# [WHAT THE TASK ASKS]
Without any of the pictures, set down the data below exactly.

# [AVAILABLE RECORDS]
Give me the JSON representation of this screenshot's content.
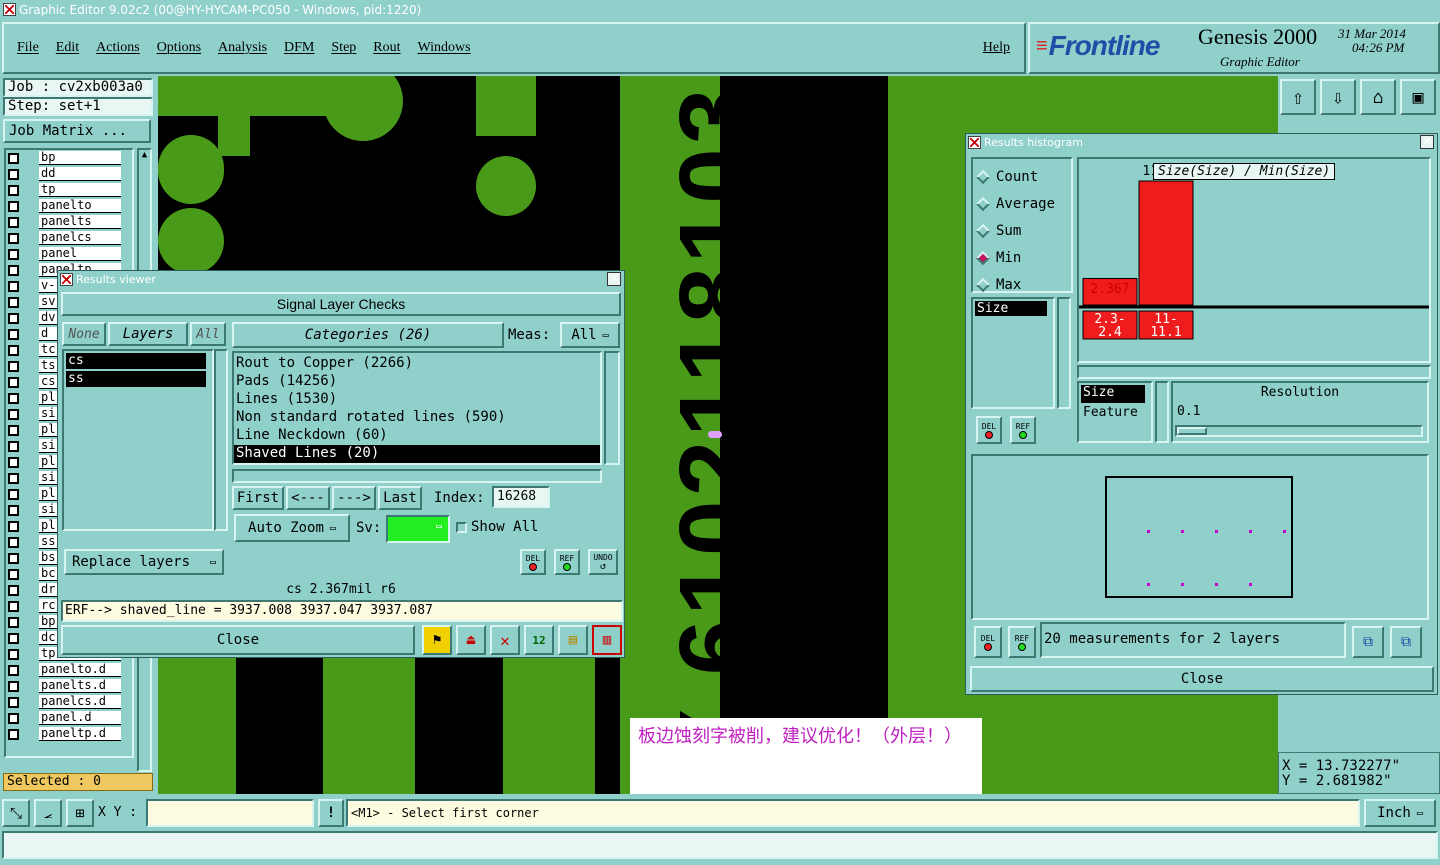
{
  "window_title": "Graphic Editor 9.02c2 (00@HY-HYCAM-PC050 - Windows, pid:1220)",
  "menu": [
    "File",
    "Edit",
    "Actions",
    "Options",
    "Analysis",
    "DFM",
    "Step",
    "Rout",
    "Windows"
  ],
  "help": "Help",
  "brand": {
    "logo": "Frontline",
    "product": "Genesis 2000",
    "sub": "Graphic Editor",
    "date": "31 Mar 2014",
    "time": "04:26 PM"
  },
  "job": {
    "job": "Job : cv2xb003a0",
    "step": "Step: set+1",
    "matrix_btn": "Job Matrix ..."
  },
  "layers": [
    {
      "name": "bp",
      "checked": false
    },
    {
      "name": "dd",
      "checked": false
    },
    {
      "name": "tp",
      "checked": false
    },
    {
      "name": "panelto",
      "checked": false
    },
    {
      "name": "panelts",
      "checked": false
    },
    {
      "name": "panelcs",
      "checked": false
    },
    {
      "name": "panel",
      "checked": false
    },
    {
      "name": "paneltp",
      "checked": false
    },
    {
      "name": "v-",
      "checked": false
    },
    {
      "name": "sv",
      "checked": false
    },
    {
      "name": "dv",
      "checked": false
    },
    {
      "name": "d",
      "checked": false
    },
    {
      "name": "tc",
      "checked": false
    },
    {
      "name": "ts",
      "checked": false
    },
    {
      "name": "cs",
      "checked": false
    },
    {
      "name": "pl",
      "checked": false
    },
    {
      "name": "si",
      "checked": false
    },
    {
      "name": "pl",
      "checked": false
    },
    {
      "name": "si",
      "checked": false
    },
    {
      "name": "pl",
      "checked": false
    },
    {
      "name": "si",
      "checked": false
    },
    {
      "name": "pl",
      "checked": false
    },
    {
      "name": "si",
      "checked": false
    },
    {
      "name": "pl",
      "checked": false
    },
    {
      "name": "ss",
      "checked": false
    },
    {
      "name": "bs",
      "checked": false
    },
    {
      "name": "bc",
      "checked": false
    },
    {
      "name": "dr",
      "checked": false
    },
    {
      "name": "rc",
      "checked": false
    },
    {
      "name": "bp",
      "checked": false
    },
    {
      "name": "dc",
      "checked": false
    },
    {
      "name": "tp.d",
      "checked": false
    },
    {
      "name": "panelto.d",
      "checked": false
    },
    {
      "name": "panelts.d",
      "checked": false
    },
    {
      "name": "panelcs.d",
      "checked": false
    },
    {
      "name": "panel.d",
      "checked": false
    },
    {
      "name": "paneltp.d",
      "checked": false
    }
  ],
  "selected": "Selected : 0",
  "canvas_text": "Y 6102118103",
  "annotation": "板边蚀刻字被削，建议优化！（外层！）",
  "coords": {
    "x": "X = 13.732277\"",
    "y": "Y = 2.681982\""
  },
  "bottom": {
    "xy_label": "X Y :",
    "xy_value": "",
    "prompt": "<M1> - Select first corner",
    "unit": "Inch"
  },
  "results_viewer": {
    "title": "Results viewer",
    "heading": "Signal Layer Checks",
    "none": "None",
    "layers": "Layers",
    "all": "All",
    "layer_list": [
      "cs",
      "ss"
    ],
    "categories_label": "Categories (26)",
    "meas_label": "Meas:",
    "meas_value": "All",
    "categories": [
      "Rout to Copper (2266)",
      "Pads (14256)",
      "Lines (1530)",
      "Non standard rotated lines (590)",
      "Line Neckdown (60)",
      "Shaved Lines (20)"
    ],
    "nav": [
      "First",
      "<---",
      "--->",
      "Last"
    ],
    "index_label": "Index:",
    "index_value": "16268",
    "auto_zoom": "Auto Zoom",
    "sv_label": "Sv:",
    "show_all": "Show All",
    "replace": "Replace layers",
    "status": "cs 2.367mil  r6",
    "erf": "ERF--> shaved_line = 3937.008 3937.047 3937.087",
    "close": "Close",
    "del": "DEL",
    "ref": "REF",
    "undo": "UNDO"
  },
  "histogram": {
    "title": "Results histogram",
    "modes": [
      {
        "label": "Count",
        "on": false
      },
      {
        "label": "Average",
        "on": false
      },
      {
        "label": "Sum",
        "on": false
      },
      {
        "label": "Min",
        "on": true
      },
      {
        "label": "Max",
        "on": false
      }
    ],
    "field_sel": "Size",
    "chart_title": "Size(Size) / Min(Size)",
    "bars": [
      {
        "label": "2.3-\n2.4",
        "value": 2.367,
        "disp": "2.367"
      },
      {
        "label": "11-\n11.1",
        "value": 11.063,
        "disp": "11.063"
      }
    ],
    "attr_list": [
      "Size",
      "Feature"
    ],
    "resolution_label": "Resolution",
    "resolution_value": "0.1",
    "measurements": "20 measurements for 2 layers",
    "close": "Close",
    "del": "DEL",
    "ref": "REF"
  },
  "chart_data": {
    "type": "bar",
    "title": "Size(Size) / Min(Size)",
    "categories": [
      "2.3-2.4",
      "11-11.1"
    ],
    "values": [
      2.367,
      11.063
    ],
    "colors": [
      "#ee1c1c"
    ]
  }
}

# [COMPLETED EXERCISE]
Give me the JSON representation of this screenshot's content.
{
  "window_title": "Graphic Editor 9.02c2 (00@HY-HYCAM-PC050 - Windows, pid:1220)",
  "menu": [
    "File",
    "Edit",
    "Actions",
    "Options",
    "Analysis",
    "DFM",
    "Step",
    "Rout",
    "Windows"
  ],
  "help": "Help",
  "brand": {
    "logo": "Frontline",
    "product": "Genesis 2000",
    "sub": "Graphic Editor",
    "date": "31 Mar 2014",
    "time": "04:26 PM"
  },
  "job": {
    "job": "Job : cv2xb003a0",
    "step": "Step: set+1",
    "matrix_btn": "Job Matrix ..."
  },
  "layers": [
    {
      "name": "bp",
      "checked": false
    },
    {
      "name": "dd",
      "checked": false
    },
    {
      "name": "tp",
      "checked": false
    },
    {
      "name": "panelto",
      "checked": false
    },
    {
      "name": "panelts",
      "checked": false
    },
    {
      "name": "panelcs",
      "checked": false
    },
    {
      "name": "panel",
      "checked": false
    },
    {
      "name": "paneltp",
      "checked": false
    },
    {
      "name": "v-",
      "checked": false
    },
    {
      "name": "sv",
      "checked": false
    },
    {
      "name": "dv",
      "checked": false
    },
    {
      "name": "d",
      "checked": false
    },
    {
      "name": "tc",
      "checked": false
    },
    {
      "name": "ts",
      "checked": false
    },
    {
      "name": "cs",
      "checked": false
    },
    {
      "name": "pl",
      "checked": false
    },
    {
      "name": "si",
      "checked": false
    },
    {
      "name": "pl",
      "checked": false
    },
    {
      "name": "si",
      "checked": false
    },
    {
      "name": "pl",
      "checked": false
    },
    {
      "name": "si",
      "checked": false
    },
    {
      "name": "pl",
      "checked": false
    },
    {
      "name": "si",
      "checked": false
    },
    {
      "name": "pl",
      "checked": false
    },
    {
      "name": "ss",
      "checked": false
    },
    {
      "name": "bs",
      "checked": false
    },
    {
      "name": "bc",
      "checked": false
    },
    {
      "name": "dr",
      "checked": false
    },
    {
      "name": "rc",
      "checked": false
    },
    {
      "name": "bp",
      "checked": false
    },
    {
      "name": "dc",
      "checked": false
    },
    {
      "name": "tp.d",
      "checked": false
    },
    {
      "name": "panelto.d",
      "checked": false
    },
    {
      "name": "panelts.d",
      "checked": false
    },
    {
      "name": "panelcs.d",
      "checked": false
    },
    {
      "name": "panel.d",
      "checked": false
    },
    {
      "name": "paneltp.d",
      "checked": false
    }
  ],
  "selected": "Selected : 0",
  "canvas_text": "Y 6102118103",
  "annotation": "板边蚀刻字被削，建议优化！（外层！）",
  "coords": {
    "x": "X = 13.732277\"",
    "y": "Y = 2.681982\""
  },
  "bottom": {
    "xy_label": "X Y :",
    "xy_value": "",
    "prompt": "<M1> - Select first corner",
    "unit": "Inch"
  },
  "results_viewer": {
    "title": "Results viewer",
    "heading": "Signal Layer Checks",
    "none": "None",
    "layers": "Layers",
    "all": "All",
    "layer_list": [
      "cs",
      "ss"
    ],
    "categories_label": "Categories (26)",
    "meas_label": "Meas:",
    "meas_value": "All",
    "categories": [
      "Rout to Copper (2266)",
      "Pads (14256)",
      "Lines (1530)",
      "Non standard rotated lines (590)",
      "Line Neckdown (60)",
      "Shaved Lines (20)"
    ],
    "nav": [
      "First",
      "<---",
      "--->",
      "Last"
    ],
    "index_label": "Index:",
    "index_value": "16268",
    "auto_zoom": "Auto Zoom",
    "sv_label": "Sv:",
    "show_all": "Show All",
    "replace": "Replace layers",
    "status": "cs 2.367mil  r6",
    "erf": "ERF--> shaved_line = 3937.008 3937.047 3937.087",
    "close": "Close",
    "del": "DEL",
    "ref": "REF",
    "undo": "UNDO"
  },
  "histogram": {
    "title": "Results histogram",
    "modes": [
      {
        "label": "Count",
        "on": false
      },
      {
        "label": "Average",
        "on": false
      },
      {
        "label": "Sum",
        "on": false
      },
      {
        "label": "Min",
        "on": true
      },
      {
        "label": "Max",
        "on": false
      }
    ],
    "field_sel": "Size",
    "chart_title": "Size(Size) / Min(Size)",
    "bars": [
      {
        "label": "2.3-\n2.4",
        "value": 2.367,
        "disp": "2.367"
      },
      {
        "label": "11-\n11.1",
        "value": 11.063,
        "disp": "11.063"
      }
    ],
    "attr_list": [
      "Size",
      "Feature"
    ],
    "resolution_label": "Resolution",
    "resolution_value": "0.1",
    "measurements": "20 measurements for 2 layers",
    "close": "Close",
    "del": "DEL",
    "ref": "REF"
  },
  "chart_data": {
    "type": "bar",
    "title": "Size(Size) / Min(Size)",
    "categories": [
      "2.3-2.4",
      "11-11.1"
    ],
    "values": [
      2.367,
      11.063
    ],
    "colors": [
      "#ee1c1c"
    ]
  }
}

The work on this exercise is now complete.